Once again, the Joslin Diabetes Center offers a model service. The center runs discussion boards on a variety of topics, including meal planning, beating diabetes burnout, and the special challenges for teens living with diabetes. The discussion boards are open to everyone, not just Joslin patients. For more information, see http://www.joslin.org/
The Diabetes Hands Foundation is another online favorite of people with diabetes. You can find it here: diabeteshandsfoundation.org/
Signing up for a newsletter is a great way to stay informed about diabetes. Many newsletters combine practical tips with the latest news. Some will come to your mailbox, others are only available through e-mail. Ask your diabetes educator to recommend a newsletter that's right for you. You can also browse through the newsletters offered by the American Diabetes Association at http://www.diabetes.org/ .
If you feel you've suffered discrimination because of your diabetes, you may need a different kind of support. The American Diabetes Association receives countless inquiries from people who want to know what they can do about discrimination on the job, at school, or elsewhere. The educational and legal resources available on the ADA Web site can help you protect your right to fair and equal treatment. For example, the ADA was involved in the case of a San Antonio man who was denied a job as a policeman because of his diabetes. The courts eventually ruled it unlawful to disqualify a job candidate solely on the basis of diabetes.
Whether you need to find out your rights on the job or just want to talk with others who understand the sort of day you're having, help is available.
National Diabetes Information Clearinghouse. National Diabetes Statistics. November 2005. http://diabetes.niddk.nih.gov/dm/pubs/statistics/
American Diabetes Association. Basic diabetes information.
Joslin Diabetes Center. How do I get support from family and friends. 2003.
Hippocrates. Can support groups heal?
Joslin Diabetes Center. Support groups. 2003.
Joslin Diabetes Center. About the Joslin discussion boards. 2003.
American Diabetes Association. Diabetes e-newsletters.
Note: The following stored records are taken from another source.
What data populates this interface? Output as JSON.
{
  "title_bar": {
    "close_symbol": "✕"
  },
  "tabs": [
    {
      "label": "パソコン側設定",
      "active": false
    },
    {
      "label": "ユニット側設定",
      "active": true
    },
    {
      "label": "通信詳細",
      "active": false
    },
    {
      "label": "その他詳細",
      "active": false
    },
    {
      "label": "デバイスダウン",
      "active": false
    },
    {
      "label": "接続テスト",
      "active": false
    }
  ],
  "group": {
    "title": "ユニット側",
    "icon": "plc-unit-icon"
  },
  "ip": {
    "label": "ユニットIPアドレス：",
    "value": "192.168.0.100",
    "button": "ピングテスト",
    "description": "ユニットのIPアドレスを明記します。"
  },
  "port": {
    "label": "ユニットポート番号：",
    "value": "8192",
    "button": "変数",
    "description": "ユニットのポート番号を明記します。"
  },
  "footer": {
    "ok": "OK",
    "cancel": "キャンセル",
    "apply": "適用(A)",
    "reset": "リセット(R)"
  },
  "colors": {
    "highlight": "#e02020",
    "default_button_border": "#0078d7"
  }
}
American Diabetes Association. Legal Advocacy at the ADA. http://www.diabetes.org/advocacy-and-legalresources/advocacy.jsp
American Diabetes Association. Diabetes Statistics. http://www.diabetes.org/diabetes-statistics.jsp